§ **WHAT IS NEEDED**
Count all lines holding "level" in the data below and say the number, nothing more.

§ **Data records**
########

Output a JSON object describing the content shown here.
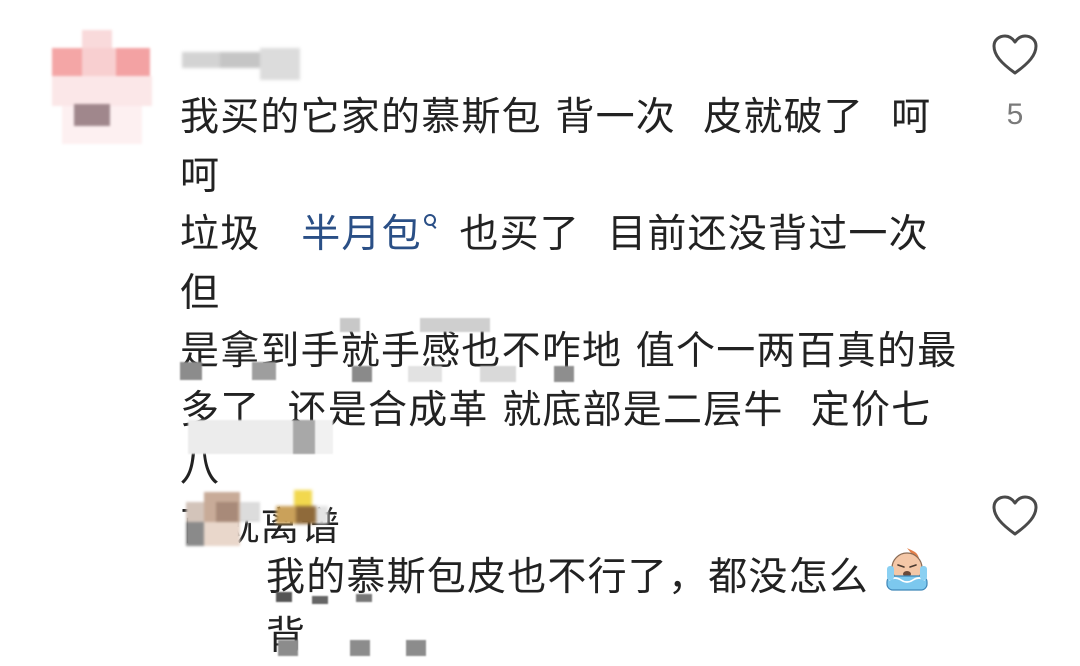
{
  "comments": [
    {
      "body_parts": {
        "p1": "我买的它家的慕斯包 背一次  皮就破了  呵呵\n垃圾   ",
        "link": "半月包",
        "p2": " 也买了  目前还没背过一次  但\n是拿到手就手感也不咋地 值个一两百真的最\n多了  还是合成革 就底部是二层牛  定价七八\n百就离谱"
      },
      "like_count": "5",
      "icons": {
        "like": "heart-outline-icon",
        "search": "search-icon"
      }
    },
    {
      "body": "我的慕斯包皮也不行了，都没怎么背",
      "emoji": "crying-face-emoji",
      "icons": {
        "like": "heart-outline-icon"
      }
    }
  ],
  "colors": {
    "link": "#2a4f86",
    "text": "#222222",
    "muted": "#7a7a7a",
    "background": "#ffffff"
  }
}
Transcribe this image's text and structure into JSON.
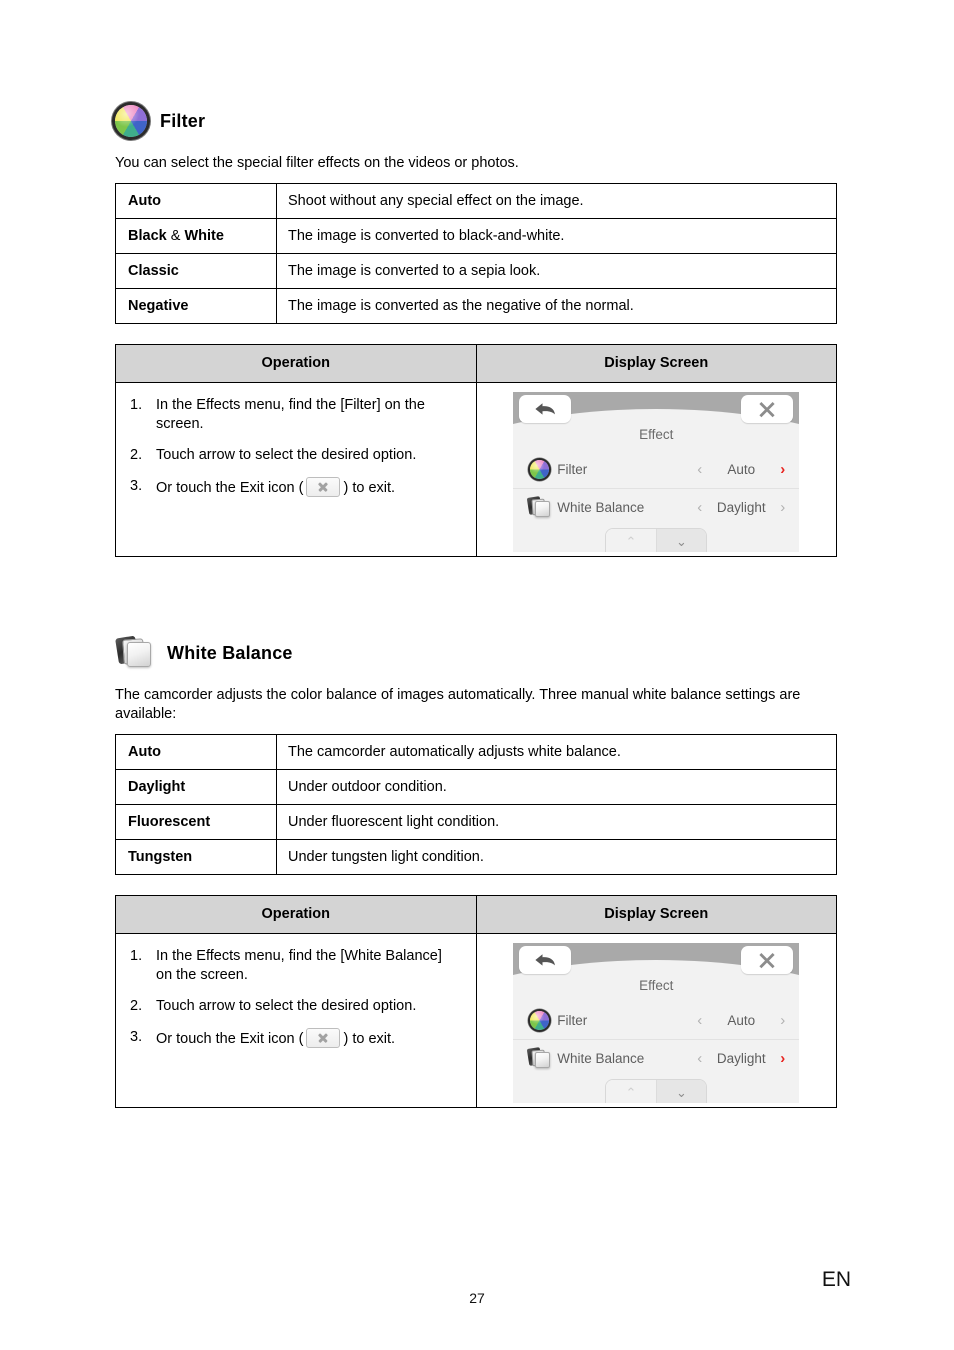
{
  "document": {
    "page_number": "27",
    "language_code": "EN"
  },
  "sections": [
    {
      "id": "filter",
      "icon": "color-wheel-icon",
      "title": "Filter",
      "intro": "You can select the special filter effects on the videos or photos.",
      "terms_table": {
        "rows": [
          {
            "term": "Auto",
            "term_bold_prefix": "Auto",
            "description": "Shoot without any special effect on the image."
          },
          {
            "term": "Black & White",
            "term_bold_prefix": "Black",
            "term_amp": "&",
            "term_bold_suffix": "White",
            "description": "The image is converted to black-and-white."
          },
          {
            "term": "Classic",
            "description": "The image is converted to a sepia look."
          },
          {
            "term": "Negative",
            "description": "The image is converted as the negative of the normal."
          }
        ]
      },
      "operation_table": {
        "headers": {
          "operation": "Operation",
          "display_screen": "Display Screen"
        },
        "steps": [
          {
            "num": "1.",
            "text": "In the Effects menu, find the [Filter] on the screen."
          },
          {
            "num": "2.",
            "text": "Touch arrow to select the desired option."
          },
          {
            "num": "3.",
            "text_before": "Or touch the Exit icon (",
            "icon": "exit-icon",
            "text_after": ") to exit."
          }
        ],
        "screen": {
          "back_icon": "back-arrow-icon",
          "close_icon": "close-x-icon",
          "title": "Effect",
          "rows": [
            {
              "icon": "color-wheel-icon",
              "label": "Filter",
              "left_chevron": "‹",
              "value": "Auto",
              "right_chevron": "›",
              "right_highlighted": true
            },
            {
              "icon": "card-stack-icon",
              "label": "White Balance",
              "left_chevron": "‹",
              "value": "Daylight",
              "right_chevron": "›",
              "right_highlighted": false
            }
          ],
          "pager": {
            "up": "⌃",
            "down": "⌄"
          }
        }
      }
    },
    {
      "id": "white-balance",
      "icon": "card-stack-icon",
      "title": "White Balance",
      "intro": "The camcorder adjusts the color balance of images automatically. Three manual white balance settings are available:",
      "terms_table": {
        "rows": [
          {
            "term": "Auto",
            "description": "The camcorder automatically adjusts white balance."
          },
          {
            "term": "Daylight",
            "description": "Under outdoor condition."
          },
          {
            "term": "Fluorescent",
            "description": "Under fluorescent light condition."
          },
          {
            "term": "Tungsten",
            "description": "Under tungsten light condition."
          }
        ]
      },
      "operation_table": {
        "headers": {
          "operation": "Operation",
          "display_screen": "Display Screen"
        },
        "steps": [
          {
            "num": "1.",
            "text": "In the Effects menu, find the [White Balance] on the screen."
          },
          {
            "num": "2.",
            "text": "Touch arrow to select the desired option."
          },
          {
            "num": "3.",
            "text_before": "Or touch the Exit icon (",
            "icon": "exit-icon",
            "text_after": ") to exit."
          }
        ],
        "screen": {
          "back_icon": "back-arrow-icon",
          "close_icon": "close-x-icon",
          "title": "Effect",
          "rows": [
            {
              "icon": "color-wheel-icon",
              "label": "Filter",
              "left_chevron": "‹",
              "value": "Auto",
              "right_chevron": "›",
              "right_highlighted": false
            },
            {
              "icon": "card-stack-icon",
              "label": "White Balance",
              "left_chevron": "‹",
              "value": "Daylight",
              "right_chevron": "›",
              "right_highlighted": true
            }
          ],
          "pager": {
            "up": "⌃",
            "down": "⌄"
          }
        }
      }
    }
  ],
  "colors": {
    "highlight_red": "#e8231f",
    "header_gray": "#d4d4d4",
    "screen_bg": "#f2f2f2",
    "topbar_gray": "#a9a9a9"
  }
}
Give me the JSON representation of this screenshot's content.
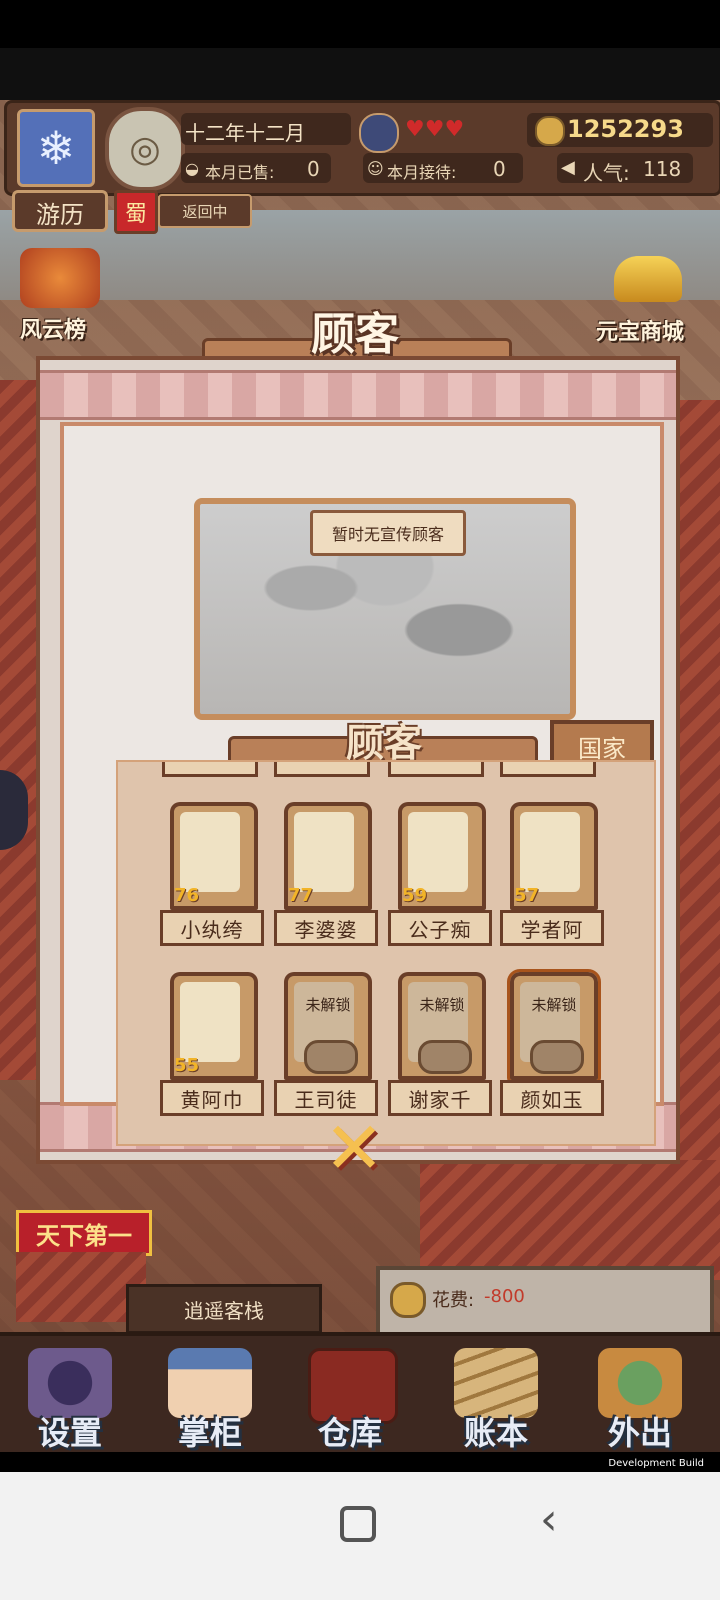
{
  "hud": {
    "season_icon": "snowflake-icon",
    "date": "十二年十二月",
    "coins": "1252293",
    "sold_label": "本月已售:",
    "sold_value": "0",
    "served_label": "本月接待:",
    "served_value": "0",
    "popularity_label": "人气:",
    "popularity_value": "118",
    "hearts": "♥♥♥"
  },
  "left_tabs": {
    "travel": "游历",
    "region": "蜀",
    "status": "返回中",
    "ranking": "风云榜"
  },
  "right_tabs": {
    "shop": "元宝商城"
  },
  "modal": {
    "title": "顾客",
    "promo_label": "暂时无宣传顾客",
    "section_title": "顾客",
    "country_button": "国家",
    "customers": [
      {
        "name": "小纨绔",
        "level": "76",
        "locked": false
      },
      {
        "name": "李婆婆",
        "level": "77",
        "locked": false
      },
      {
        "name": "公子痴",
        "level": "59",
        "locked": false
      },
      {
        "name": "学者阿",
        "level": "57",
        "locked": false
      },
      {
        "name": "黄阿巾",
        "level": "55",
        "locked": false
      },
      {
        "name": "王司徒",
        "level": "",
        "locked": true
      },
      {
        "name": "谢家千",
        "level": "",
        "locked": true
      },
      {
        "name": "颜如玉",
        "level": "",
        "locked": true
      }
    ],
    "locked_text": "未解锁"
  },
  "scene": {
    "badge": "天下第一",
    "inn_name": "逍遥客栈",
    "cost_label": "花费:",
    "cost_value": "-800"
  },
  "menu": [
    {
      "label": "设置",
      "icon": "yin-yang-gear-icon"
    },
    {
      "label": "掌柜",
      "icon": "shopkeeper-icon"
    },
    {
      "label": "仓库",
      "icon": "chest-icon"
    },
    {
      "label": "账本",
      "icon": "scrolls-icon"
    },
    {
      "label": "外出",
      "icon": "travel-bag-icon"
    }
  ],
  "dev_build": "Development Build",
  "colors": {
    "accent_gold": "#f2b428",
    "frame_brown": "#6a3e28",
    "cost_red": "#c23a2a"
  }
}
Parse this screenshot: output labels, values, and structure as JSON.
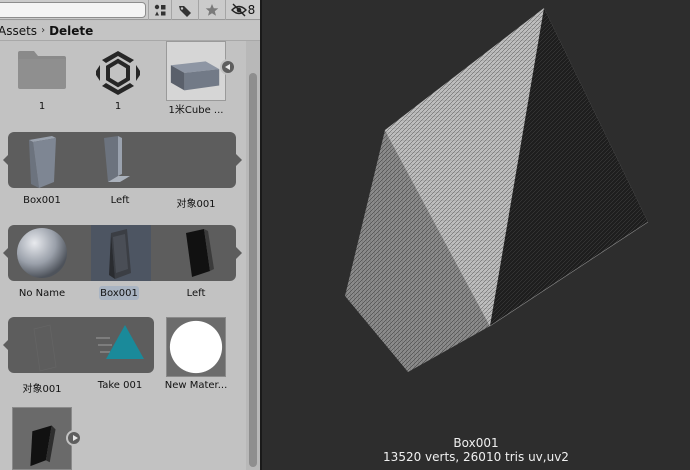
{
  "toolbar": {
    "search_placeholder": "",
    "hidden_packages_count": "8"
  },
  "breadcrumb": {
    "root": "Assets",
    "separator": "›",
    "current": "Delete"
  },
  "assets": [
    {
      "label": "1"
    },
    {
      "label": "1"
    },
    {
      "label": "1米Cube ..."
    },
    {
      "label": "Box001"
    },
    {
      "label": "Left"
    },
    {
      "label": "对象001"
    },
    {
      "label": "No Name"
    },
    {
      "label": "Box001"
    },
    {
      "label": "Left"
    },
    {
      "label": "对象001"
    },
    {
      "label": "Take 001"
    },
    {
      "label": "New Mater..."
    }
  ],
  "preview": {
    "name": "Box001",
    "stats": "13520 verts, 26010 tris   uv,uv2"
  },
  "colors": {
    "panel_bg": "#c2c2c2",
    "preview_bg": "#2d2d2d",
    "group_band": "#5d5d5d",
    "selection": "#a9b4c2",
    "unity_teal": "#1a8a9a"
  }
}
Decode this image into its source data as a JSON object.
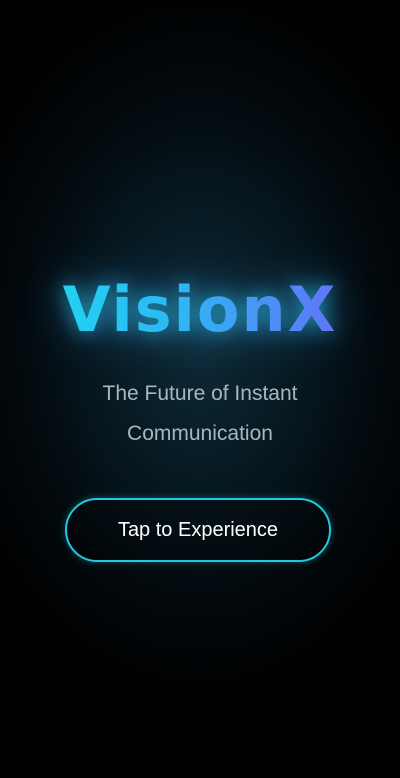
{
  "app": {
    "logo_text": "VisionX",
    "tagline_line1": "The Future of Instant",
    "tagline_line2": "Communication",
    "cta_label": "Tap to Experience"
  },
  "colors": {
    "accent_cyan": "#22c8e0",
    "logo_gradient_start": "#19e0f0",
    "logo_gradient_end": "#7a5cf4",
    "background": "#000000",
    "tagline_text": "#a9b6bf"
  }
}
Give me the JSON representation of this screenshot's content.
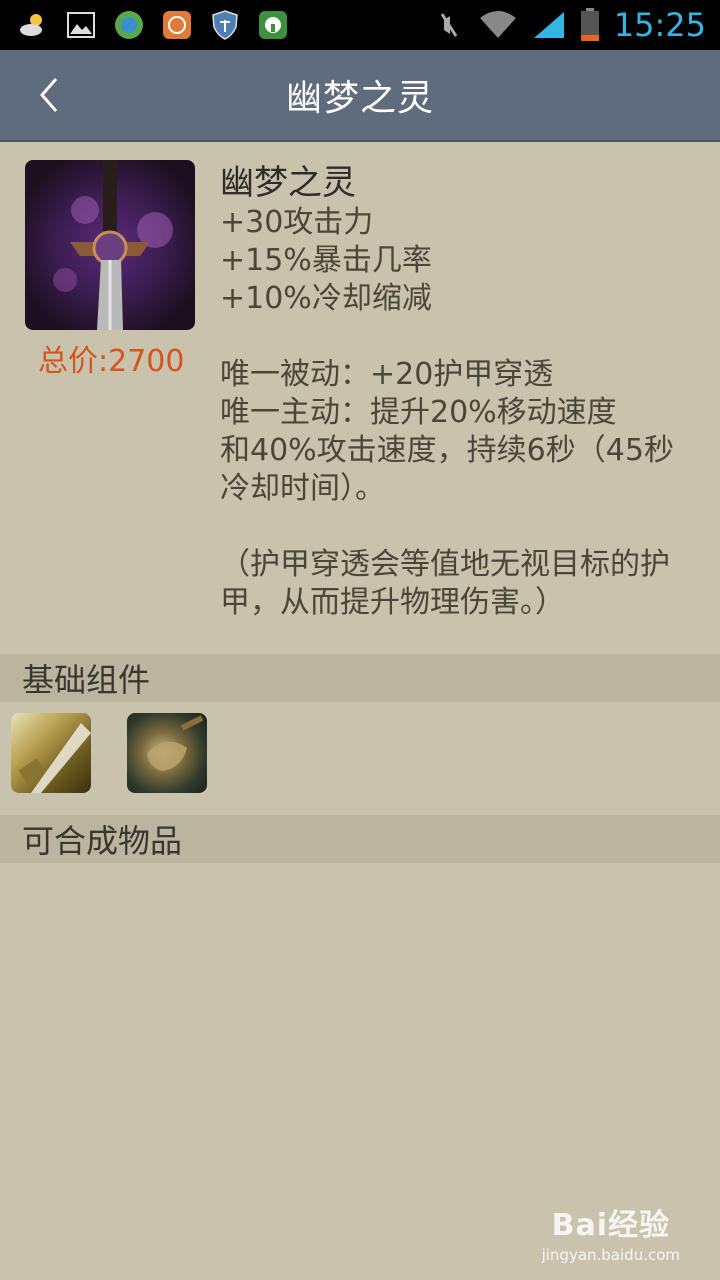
{
  "status_bar": {
    "time": "15:25",
    "icons": [
      "weather-icon",
      "gallery-icon",
      "browser-icon",
      "lock-app-icon",
      "shield-icon",
      "security-app-icon",
      "mute-icon",
      "wifi-icon",
      "signal-icon",
      "battery-icon"
    ]
  },
  "header": {
    "title": "幽梦之灵"
  },
  "item": {
    "name": "幽梦之灵",
    "stats": [
      "+30攻击力",
      "+15%暴击几率",
      "+10%冷却缩减"
    ],
    "passive": "唯一被动：+20护甲穿透",
    "active_lines": [
      "唯一主动：提升20%移动速度",
      "和40%攻击速度，持续6秒（45秒",
      "冷却时间）。"
    ],
    "note_lines": [
      "（护甲穿透会等值地无视目标的护",
      "甲，从而提升物理伤害。）"
    ],
    "price": "总价:2700"
  },
  "sections": {
    "components_label": "基础组件",
    "builds_into_label": "可合成物品"
  },
  "components": [
    "long-sword-icon",
    "brawlers-gloves-icon"
  ],
  "watermark": {
    "main": "Bai经验",
    "sub": "jingyan.baidu.com"
  },
  "colors": {
    "background": "#c9c2ad",
    "title_bar": "#5f6c7d",
    "section_bar": "#bbb49f",
    "price": "#d2561e",
    "clock": "#33b5e5"
  }
}
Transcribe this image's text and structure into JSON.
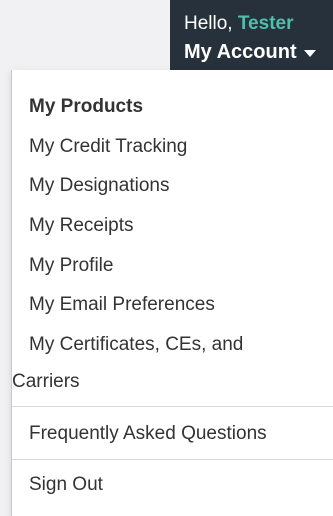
{
  "header": {
    "greeting_prefix": "Hello, ",
    "user_name": "Tester",
    "account_label": "My Account"
  },
  "colors": {
    "header_bg": "#27313c",
    "accent": "#4fbfa9",
    "menu_text": "#333333"
  },
  "menu": {
    "products": "My Products",
    "credit_tracking": "My Credit Tracking",
    "designations": "My Designations",
    "receipts": "My Receipts",
    "profile": "My Profile",
    "email_preferences": "My Email Preferences",
    "certificates_line1": "My Certificates, CEs, and",
    "certificates_line2": "Carriers",
    "faq": "Frequently Asked Questions",
    "sign_out": "Sign Out"
  }
}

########

§ **EXERCISE RESULT**
8